Segment Open
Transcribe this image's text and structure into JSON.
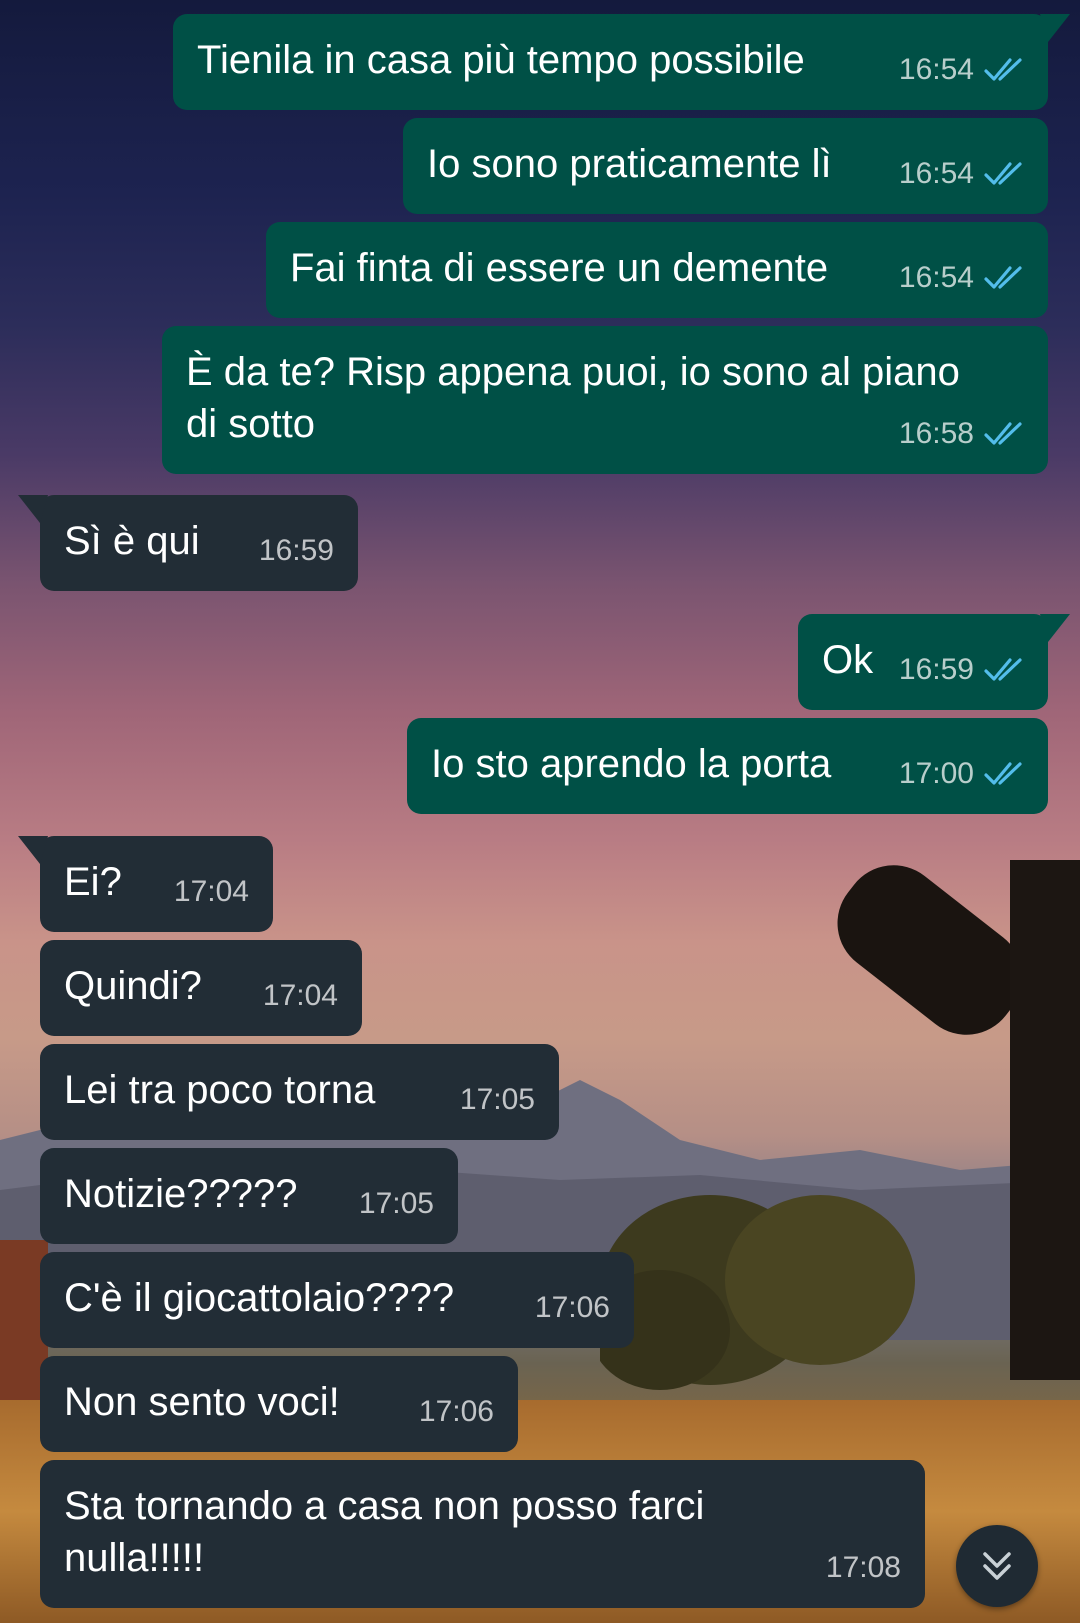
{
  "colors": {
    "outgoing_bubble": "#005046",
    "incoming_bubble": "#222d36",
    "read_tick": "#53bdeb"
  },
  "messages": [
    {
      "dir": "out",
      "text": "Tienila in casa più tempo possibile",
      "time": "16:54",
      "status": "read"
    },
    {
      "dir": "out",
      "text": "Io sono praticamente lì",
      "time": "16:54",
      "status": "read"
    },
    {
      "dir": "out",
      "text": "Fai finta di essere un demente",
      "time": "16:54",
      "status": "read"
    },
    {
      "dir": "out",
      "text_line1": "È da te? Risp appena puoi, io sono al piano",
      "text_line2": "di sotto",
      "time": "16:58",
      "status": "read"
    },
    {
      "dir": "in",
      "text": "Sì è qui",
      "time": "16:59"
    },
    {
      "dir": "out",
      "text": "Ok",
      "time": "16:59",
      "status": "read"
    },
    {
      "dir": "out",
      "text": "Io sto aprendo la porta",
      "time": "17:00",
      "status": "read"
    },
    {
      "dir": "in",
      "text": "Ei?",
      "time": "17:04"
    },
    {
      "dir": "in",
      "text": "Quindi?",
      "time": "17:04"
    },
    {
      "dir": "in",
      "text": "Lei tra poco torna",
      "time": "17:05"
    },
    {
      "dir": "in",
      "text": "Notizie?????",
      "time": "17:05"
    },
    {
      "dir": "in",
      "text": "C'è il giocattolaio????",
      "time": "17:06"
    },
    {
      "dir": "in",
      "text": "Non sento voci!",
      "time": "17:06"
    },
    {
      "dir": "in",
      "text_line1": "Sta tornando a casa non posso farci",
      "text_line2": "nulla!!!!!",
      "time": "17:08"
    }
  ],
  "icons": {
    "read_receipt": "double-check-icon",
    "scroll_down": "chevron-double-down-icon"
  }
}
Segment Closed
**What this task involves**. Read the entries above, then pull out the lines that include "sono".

**Completed exercise**.
      "text": "Io sono praticamente lì",
      "text_line1": "È da te? Risp appena puoi, io sono al piano",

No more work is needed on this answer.